In other words, we have essentially come to the same point in the 2016 cycle that every previous cycle has come to, the point at which it is clear that the candidate in the lead is going to be the nominee and that continuing to fight the inevitable will only end up harming the party and the inevitable nominee. In reality, if we were talking about any potential nominee other than Trump, this process would have begun a week ago after Trump won big in New York and Texas Senator Ted Cruz was mathematically eliminated from winning the nomination. This week seems to have been a turning point, though. First, Trump scored big wins in the Mid-Atlantic primaries which brought him within 250 delegates of clinching the nomination. Then, the Cruz campaign gave us the twin stunts of a pathetically executed “deal” between Cruz and Ohio Governor John Kasich to divide up many of the primaries between now and the end of the process on June 7th in what seems like a quixotic effort to deny Trump a delegate majority that quickly fell apart, and the exceedingly odd decision to name Carly Fiorina as his “running mate” even though he is eliminated from winning the nomination on the first ballot. All of this, combined with the general desire to bring a long primary process to an end so the party can shift focus to November, seems to be motivating Republicans who have spent the last several months lamenting the prospect of Donald Trump at the top of their ticket at least partly coming to accept a reality that was becoming apparent as early as mid-February when Trump scored a big win in the South Carolina Primary.
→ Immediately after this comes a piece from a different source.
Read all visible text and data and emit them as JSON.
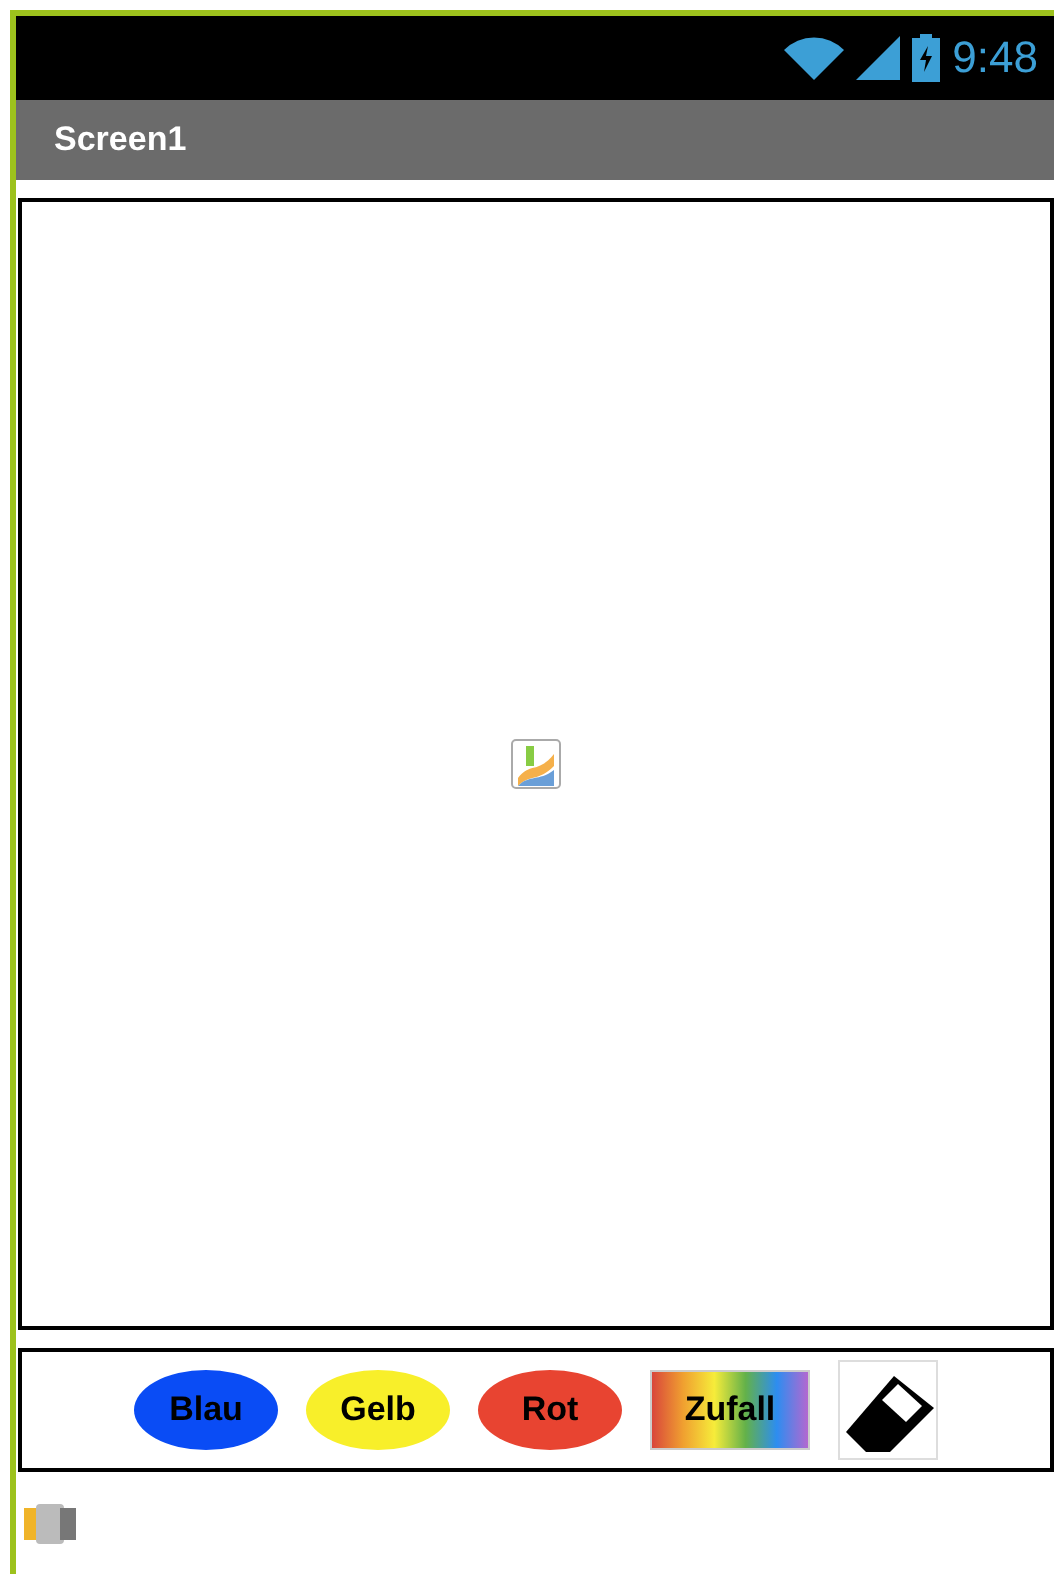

To be sure, not every Republican is bowing to the inevitable just yet. For one thing, the so-called “Never Trump” movement appears to be alive and well and includes a wide swath of Republicans who claim that they will not support Trump even if he becomes the Republican nominee. Whether these people will stick to their word will have to wait until Election Day, of course, but one suspects that many of them most likely will. Indeed, with Trump now effectively clinching the nomination we’re likely to see a sizable contingent of the GOP shift their focus to down ballot races in an effort to minimize the expected negative impact of a Trump candidacy. We’re unlikely to see Rob Portman campaigning with Donald Trump in Ohio, for example, or Kelly Ayotte hitting the trail with him in New Hampshire. The negative consequences of doing so in swing states would obviously outweigh any benefits that these candidates might receive.
The Cruz and Kasich campaigns, meanwhile, continue to act as if they are involved in a competitive primary battle with Trump even though both of them are mathematically eliminated from securing a majority of delegates before the convention. This week, that strategy is focused on the primary in Indiana, which takes place next Tuesday. As of now, though, Trump holds a narrow lead in the Hoosier State and it’s widely assumed that he will have effectively wrapped up the nomination if he manages to pull off a win there Tuesday night. Even if he doesn’t, though, it seems clear that Trump still has a good chance to get a delegate majority even without an Indiana win thanks to what are expected to be big wins in California and New Jersey. In other words, at this point Trump’s win seems to be more a matter of “when” than “if,” and as a result Republicans from all corners of the party will have to decide for themselves how to deal with that.